Requirement: Work through the data below and copy out every line where "mengalah" is found.

[Component data from apps and pages]
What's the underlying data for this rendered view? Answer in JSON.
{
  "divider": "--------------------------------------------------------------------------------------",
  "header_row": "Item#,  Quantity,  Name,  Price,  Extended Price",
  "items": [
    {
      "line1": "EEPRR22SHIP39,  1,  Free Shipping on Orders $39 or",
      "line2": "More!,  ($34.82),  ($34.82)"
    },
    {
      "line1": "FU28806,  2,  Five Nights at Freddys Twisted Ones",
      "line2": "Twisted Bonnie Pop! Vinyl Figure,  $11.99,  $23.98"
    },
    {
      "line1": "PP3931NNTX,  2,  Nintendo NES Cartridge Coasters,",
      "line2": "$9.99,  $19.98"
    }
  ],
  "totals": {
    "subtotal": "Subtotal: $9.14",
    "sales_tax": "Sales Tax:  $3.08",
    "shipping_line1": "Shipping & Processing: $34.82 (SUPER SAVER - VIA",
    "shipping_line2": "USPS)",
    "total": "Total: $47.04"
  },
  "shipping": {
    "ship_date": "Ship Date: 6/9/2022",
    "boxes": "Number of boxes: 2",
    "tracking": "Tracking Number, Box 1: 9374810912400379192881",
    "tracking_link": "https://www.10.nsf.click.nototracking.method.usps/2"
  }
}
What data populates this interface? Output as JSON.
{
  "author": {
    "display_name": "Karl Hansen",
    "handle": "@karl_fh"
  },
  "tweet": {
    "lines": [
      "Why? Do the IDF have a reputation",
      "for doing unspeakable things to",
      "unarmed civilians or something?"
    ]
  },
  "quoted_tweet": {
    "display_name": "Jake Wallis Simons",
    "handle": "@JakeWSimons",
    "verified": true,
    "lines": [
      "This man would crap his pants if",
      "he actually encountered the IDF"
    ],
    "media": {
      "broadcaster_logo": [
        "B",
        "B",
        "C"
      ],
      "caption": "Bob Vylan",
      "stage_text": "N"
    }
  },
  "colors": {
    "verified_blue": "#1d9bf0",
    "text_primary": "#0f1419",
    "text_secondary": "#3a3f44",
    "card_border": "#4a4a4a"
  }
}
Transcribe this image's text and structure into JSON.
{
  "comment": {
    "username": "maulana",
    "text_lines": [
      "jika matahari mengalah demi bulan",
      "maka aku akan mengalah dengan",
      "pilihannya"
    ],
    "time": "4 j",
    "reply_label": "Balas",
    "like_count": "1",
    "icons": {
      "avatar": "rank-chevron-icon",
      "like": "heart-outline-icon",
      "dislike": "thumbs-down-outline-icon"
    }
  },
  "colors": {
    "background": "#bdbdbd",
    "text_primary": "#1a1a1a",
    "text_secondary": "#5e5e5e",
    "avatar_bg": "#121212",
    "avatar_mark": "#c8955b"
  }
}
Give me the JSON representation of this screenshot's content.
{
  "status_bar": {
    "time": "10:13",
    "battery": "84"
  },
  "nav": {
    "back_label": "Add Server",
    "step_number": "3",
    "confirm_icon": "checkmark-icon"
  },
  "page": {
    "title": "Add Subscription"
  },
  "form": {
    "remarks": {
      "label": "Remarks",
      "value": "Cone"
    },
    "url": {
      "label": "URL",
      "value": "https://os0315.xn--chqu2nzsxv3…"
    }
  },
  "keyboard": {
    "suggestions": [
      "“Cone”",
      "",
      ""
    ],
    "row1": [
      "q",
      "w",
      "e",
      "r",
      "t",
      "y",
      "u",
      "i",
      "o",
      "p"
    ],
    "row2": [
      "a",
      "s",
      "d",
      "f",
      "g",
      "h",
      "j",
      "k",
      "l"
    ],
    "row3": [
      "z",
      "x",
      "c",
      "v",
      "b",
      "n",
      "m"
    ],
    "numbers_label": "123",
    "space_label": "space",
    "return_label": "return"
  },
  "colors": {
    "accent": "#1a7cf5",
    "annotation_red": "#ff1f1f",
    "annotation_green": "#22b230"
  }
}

Solution to the exercise:
      "jika matahari mengalah demi bulan",
      "maka aku akan mengalah dengan",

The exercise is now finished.